The application replicates the settings that have been applied to the ‘masteruser‘ so its important to make sure this user doesn’t get deleted. If it does, simply create it again.
To see this user, open up FileZilla interface / Edit / Users settings. Here you can see, change the default settings you would like applied to new users. Its best to leave as default. We’ve set it to use Active Directory.
No need to check ‘Force SSL’ as this is already enabled within your SSL/TLS settings and applied to all users automatically.
Back to our application, On the first screen you need to add the UNC path to the Azure File Share using \\backslashes:
On the next screen add the UPN of the user you would like to add, e.g firstname.lastname@example.org :
If successful you will see the following screen:
Next you need to go back to your Azure File Share and give the user permission to access the share.
Navigate to your storage account / File Shares / open your Azure File Share, click on Access Control (IAM) and from here click on Add Role Assignment.
From the dropdown ‘Role‘ select ‘Storage File Data SMB Share Contributor‘, this will give the user ‘Read/Write/Delete‘ to their FTP directory. Then select the user or several users to apply the role to. If creating multiple users now would be a good time to apply the role to those users too.

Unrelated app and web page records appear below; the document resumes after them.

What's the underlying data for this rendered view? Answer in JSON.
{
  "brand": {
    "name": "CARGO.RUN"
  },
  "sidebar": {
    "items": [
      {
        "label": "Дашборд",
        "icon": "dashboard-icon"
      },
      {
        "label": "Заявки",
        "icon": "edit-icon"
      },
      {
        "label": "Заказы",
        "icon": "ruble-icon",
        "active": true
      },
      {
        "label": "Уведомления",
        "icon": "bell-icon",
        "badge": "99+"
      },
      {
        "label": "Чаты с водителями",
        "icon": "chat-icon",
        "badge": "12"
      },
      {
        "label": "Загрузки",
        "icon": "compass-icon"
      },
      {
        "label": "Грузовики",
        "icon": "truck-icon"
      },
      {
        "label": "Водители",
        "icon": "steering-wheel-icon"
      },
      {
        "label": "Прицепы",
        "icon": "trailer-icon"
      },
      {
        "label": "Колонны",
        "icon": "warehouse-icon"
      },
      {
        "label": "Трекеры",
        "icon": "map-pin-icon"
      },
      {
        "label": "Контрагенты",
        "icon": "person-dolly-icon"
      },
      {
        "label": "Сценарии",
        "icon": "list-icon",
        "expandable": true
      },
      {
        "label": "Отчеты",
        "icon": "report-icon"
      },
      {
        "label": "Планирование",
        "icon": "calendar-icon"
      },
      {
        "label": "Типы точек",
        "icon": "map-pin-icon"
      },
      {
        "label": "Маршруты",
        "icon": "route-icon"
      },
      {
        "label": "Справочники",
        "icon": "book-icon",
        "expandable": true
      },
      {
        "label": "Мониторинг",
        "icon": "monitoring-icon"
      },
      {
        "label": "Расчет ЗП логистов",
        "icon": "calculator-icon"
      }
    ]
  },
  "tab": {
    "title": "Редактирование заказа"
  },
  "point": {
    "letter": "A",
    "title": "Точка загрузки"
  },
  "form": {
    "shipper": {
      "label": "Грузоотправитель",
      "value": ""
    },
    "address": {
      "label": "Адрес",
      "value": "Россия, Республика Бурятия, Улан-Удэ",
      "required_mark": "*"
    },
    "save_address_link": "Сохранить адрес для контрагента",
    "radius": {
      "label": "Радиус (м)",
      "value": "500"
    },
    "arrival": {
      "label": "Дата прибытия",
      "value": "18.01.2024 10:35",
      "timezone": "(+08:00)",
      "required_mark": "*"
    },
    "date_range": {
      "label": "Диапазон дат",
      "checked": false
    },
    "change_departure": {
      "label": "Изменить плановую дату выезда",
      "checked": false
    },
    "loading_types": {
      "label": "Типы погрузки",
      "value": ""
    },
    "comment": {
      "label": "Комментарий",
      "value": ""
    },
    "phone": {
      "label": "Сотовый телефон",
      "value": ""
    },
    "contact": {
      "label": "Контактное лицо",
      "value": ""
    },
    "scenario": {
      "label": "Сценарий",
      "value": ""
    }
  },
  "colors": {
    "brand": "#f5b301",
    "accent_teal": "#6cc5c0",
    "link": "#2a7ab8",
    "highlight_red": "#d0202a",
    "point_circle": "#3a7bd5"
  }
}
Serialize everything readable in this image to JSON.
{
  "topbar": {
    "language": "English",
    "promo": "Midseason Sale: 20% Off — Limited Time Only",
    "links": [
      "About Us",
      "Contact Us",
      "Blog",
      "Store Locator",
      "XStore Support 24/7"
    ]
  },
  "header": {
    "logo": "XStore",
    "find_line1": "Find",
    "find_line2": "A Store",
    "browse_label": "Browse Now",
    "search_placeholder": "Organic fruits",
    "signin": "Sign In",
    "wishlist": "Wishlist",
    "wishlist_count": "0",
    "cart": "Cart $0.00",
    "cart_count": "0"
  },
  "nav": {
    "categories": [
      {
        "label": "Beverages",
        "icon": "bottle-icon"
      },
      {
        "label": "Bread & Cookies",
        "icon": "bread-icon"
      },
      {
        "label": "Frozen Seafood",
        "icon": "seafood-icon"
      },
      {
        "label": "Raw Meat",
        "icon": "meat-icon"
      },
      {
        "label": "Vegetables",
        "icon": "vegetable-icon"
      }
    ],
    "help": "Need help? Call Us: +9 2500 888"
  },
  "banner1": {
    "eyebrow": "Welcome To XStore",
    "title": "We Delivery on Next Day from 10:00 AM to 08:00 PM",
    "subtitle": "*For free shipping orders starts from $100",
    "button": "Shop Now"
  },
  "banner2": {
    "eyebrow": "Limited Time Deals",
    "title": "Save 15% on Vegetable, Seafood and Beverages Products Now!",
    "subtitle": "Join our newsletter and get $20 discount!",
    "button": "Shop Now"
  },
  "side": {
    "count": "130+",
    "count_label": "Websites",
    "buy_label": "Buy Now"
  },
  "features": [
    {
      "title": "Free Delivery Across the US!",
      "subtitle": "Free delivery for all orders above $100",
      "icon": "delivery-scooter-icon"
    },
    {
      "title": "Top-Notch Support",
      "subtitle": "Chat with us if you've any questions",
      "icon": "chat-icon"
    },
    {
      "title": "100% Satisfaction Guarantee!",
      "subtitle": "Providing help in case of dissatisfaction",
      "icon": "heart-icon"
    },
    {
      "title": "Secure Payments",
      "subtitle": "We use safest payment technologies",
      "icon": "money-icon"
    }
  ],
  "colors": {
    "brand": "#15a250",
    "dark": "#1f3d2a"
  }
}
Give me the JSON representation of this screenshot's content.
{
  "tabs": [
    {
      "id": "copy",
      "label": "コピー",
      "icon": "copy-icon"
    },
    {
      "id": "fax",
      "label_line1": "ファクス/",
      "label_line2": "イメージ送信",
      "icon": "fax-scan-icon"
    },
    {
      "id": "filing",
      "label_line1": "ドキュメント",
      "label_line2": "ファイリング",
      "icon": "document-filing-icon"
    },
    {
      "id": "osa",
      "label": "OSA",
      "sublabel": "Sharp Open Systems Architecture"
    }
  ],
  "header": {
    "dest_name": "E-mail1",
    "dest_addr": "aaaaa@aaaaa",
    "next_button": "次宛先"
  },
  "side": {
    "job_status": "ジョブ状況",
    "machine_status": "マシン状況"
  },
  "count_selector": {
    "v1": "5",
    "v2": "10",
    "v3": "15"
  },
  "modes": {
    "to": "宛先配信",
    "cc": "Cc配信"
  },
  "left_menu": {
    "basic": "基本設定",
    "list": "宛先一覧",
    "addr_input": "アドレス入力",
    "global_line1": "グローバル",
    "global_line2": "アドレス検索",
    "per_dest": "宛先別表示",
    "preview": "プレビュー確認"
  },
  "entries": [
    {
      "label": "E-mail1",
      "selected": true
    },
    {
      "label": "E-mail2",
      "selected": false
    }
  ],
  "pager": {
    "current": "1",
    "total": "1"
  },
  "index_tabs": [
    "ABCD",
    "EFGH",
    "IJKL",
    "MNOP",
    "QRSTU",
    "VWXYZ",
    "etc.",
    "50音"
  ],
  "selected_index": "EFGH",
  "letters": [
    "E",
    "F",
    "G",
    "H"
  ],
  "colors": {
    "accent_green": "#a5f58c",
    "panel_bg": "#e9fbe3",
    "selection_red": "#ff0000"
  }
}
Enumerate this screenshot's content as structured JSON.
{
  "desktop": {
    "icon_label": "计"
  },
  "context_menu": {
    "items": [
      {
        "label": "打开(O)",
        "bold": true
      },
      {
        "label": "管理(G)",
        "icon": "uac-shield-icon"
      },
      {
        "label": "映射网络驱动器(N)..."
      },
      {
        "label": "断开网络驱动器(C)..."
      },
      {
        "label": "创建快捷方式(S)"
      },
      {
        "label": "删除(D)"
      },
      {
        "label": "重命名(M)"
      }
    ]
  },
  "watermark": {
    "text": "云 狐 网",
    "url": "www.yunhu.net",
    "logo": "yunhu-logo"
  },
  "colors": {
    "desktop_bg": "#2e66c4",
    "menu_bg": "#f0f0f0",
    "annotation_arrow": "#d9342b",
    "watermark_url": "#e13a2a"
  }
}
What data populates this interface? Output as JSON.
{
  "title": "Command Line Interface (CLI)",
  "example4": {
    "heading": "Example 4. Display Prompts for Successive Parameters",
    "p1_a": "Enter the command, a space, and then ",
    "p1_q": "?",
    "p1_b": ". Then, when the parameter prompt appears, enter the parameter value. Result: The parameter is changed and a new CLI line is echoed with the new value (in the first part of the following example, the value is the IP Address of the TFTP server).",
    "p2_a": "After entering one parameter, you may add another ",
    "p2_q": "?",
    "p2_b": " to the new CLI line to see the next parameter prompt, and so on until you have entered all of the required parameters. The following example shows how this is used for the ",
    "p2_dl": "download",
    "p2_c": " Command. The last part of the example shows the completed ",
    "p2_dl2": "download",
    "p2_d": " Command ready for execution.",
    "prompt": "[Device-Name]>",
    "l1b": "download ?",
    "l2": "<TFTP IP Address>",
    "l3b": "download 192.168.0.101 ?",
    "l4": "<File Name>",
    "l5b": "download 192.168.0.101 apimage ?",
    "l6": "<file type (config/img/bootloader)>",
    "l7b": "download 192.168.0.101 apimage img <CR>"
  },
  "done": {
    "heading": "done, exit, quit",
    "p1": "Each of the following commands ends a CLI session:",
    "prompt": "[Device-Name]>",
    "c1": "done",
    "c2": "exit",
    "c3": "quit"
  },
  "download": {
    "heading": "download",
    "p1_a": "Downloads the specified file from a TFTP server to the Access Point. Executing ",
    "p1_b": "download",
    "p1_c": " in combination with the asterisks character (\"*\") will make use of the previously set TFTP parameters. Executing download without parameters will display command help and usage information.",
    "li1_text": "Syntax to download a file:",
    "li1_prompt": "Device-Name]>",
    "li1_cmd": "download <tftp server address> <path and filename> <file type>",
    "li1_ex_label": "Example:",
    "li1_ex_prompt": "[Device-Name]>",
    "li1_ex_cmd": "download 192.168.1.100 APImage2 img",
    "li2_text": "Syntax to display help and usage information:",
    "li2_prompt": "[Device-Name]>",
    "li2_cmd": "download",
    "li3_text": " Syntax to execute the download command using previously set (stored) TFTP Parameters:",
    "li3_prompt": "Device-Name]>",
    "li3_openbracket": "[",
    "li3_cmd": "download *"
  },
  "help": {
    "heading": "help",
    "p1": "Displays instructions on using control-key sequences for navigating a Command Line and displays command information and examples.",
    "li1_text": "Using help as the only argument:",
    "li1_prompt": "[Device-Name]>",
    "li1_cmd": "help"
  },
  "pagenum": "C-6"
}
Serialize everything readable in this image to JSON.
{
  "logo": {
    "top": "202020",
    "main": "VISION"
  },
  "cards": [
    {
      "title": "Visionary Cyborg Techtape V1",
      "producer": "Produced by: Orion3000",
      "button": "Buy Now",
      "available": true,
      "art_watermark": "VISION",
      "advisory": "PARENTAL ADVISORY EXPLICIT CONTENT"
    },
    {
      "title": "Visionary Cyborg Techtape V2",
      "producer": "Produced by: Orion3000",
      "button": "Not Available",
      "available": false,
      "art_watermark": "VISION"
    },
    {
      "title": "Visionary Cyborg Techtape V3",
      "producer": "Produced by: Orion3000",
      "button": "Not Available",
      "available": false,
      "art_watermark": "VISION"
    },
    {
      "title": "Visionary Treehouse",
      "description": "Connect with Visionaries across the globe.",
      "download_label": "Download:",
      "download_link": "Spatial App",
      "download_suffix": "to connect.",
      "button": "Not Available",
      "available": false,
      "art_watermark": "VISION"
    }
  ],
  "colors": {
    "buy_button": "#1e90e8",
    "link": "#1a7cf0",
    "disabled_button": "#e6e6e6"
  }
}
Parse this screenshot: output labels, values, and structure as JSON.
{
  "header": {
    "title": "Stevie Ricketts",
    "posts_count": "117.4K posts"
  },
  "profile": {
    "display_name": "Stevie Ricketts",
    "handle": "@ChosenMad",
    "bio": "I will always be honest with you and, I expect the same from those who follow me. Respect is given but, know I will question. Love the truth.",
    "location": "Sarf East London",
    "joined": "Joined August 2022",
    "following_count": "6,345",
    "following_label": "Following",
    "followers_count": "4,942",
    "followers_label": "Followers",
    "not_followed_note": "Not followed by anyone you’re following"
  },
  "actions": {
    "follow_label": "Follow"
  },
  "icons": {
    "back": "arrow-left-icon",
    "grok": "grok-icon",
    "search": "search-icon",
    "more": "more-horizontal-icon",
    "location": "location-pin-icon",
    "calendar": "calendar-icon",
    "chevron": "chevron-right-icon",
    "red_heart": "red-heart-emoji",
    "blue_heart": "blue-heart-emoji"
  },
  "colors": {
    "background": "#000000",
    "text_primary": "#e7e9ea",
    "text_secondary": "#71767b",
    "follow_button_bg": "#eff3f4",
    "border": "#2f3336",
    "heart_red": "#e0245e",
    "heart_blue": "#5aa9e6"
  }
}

The user should now be able to connect via FTP. Once they connect via their FTP client, they will only see and have access to their FTP directory. Their username and password will be their UPN and AD password.
If you need to change any settings for a particular user, you can use the ‘FileZilla interface / Edit / Users Settings’. Once you make a change, launch the ‘Reload FTP Config‘ from the desktop, this saves you having to restart the FileZilla FTP Service to apply the changes.
Client FTP Software
FTP Server Firewall Ports / Rules
If you have NSG’s or firewall appliances in Azure you will need to open access to the following ports:
- Port: 21 (Used for FTP)
- Port: 990 (Used for FTPS)
- Port: 14147 (Used for FTP Server Administration)
- Passive Port Range: 50000 – 51000 (Used for data transfer)
To setup Azure firewall rules refer to – Azure Network Security Groups
FTP Server Azure File Share Support
Q: I receive the following error when connecting via my FTP client ‘425 Can’t open data connection.’
A: The passive port range (50,000 – 51,000) is being blocked by your firewall. Typically its usually not setup on your Azure Network Security Group (NSG).
Within the Azure portal, if you open the VM properties and under ‘Networking’ you should see ‘Network Security Groups’
The following guide explains how to edit the rules
Add a new rule to allow port ’50,000 – 51,000’ over TCP to Allow Source ‘Any’ Destination ‘Any’
Once you’ve added the rule, reboot the VM and it should now work.
Disclaimer: This FTP server solution is built using a modified version of Filezilla® server opensource software. This solution is provided under GPLv2 licence. The respective trademarks mentioned in the offering are owned by the respective companies. No warrantee of any kind, express or implied, is included with this software
– Use at your risk, responsibility for damages (if any) to anyone resulting from the use of this software rest entirely with the user
– The author is not responsible for any damage that its use could cause.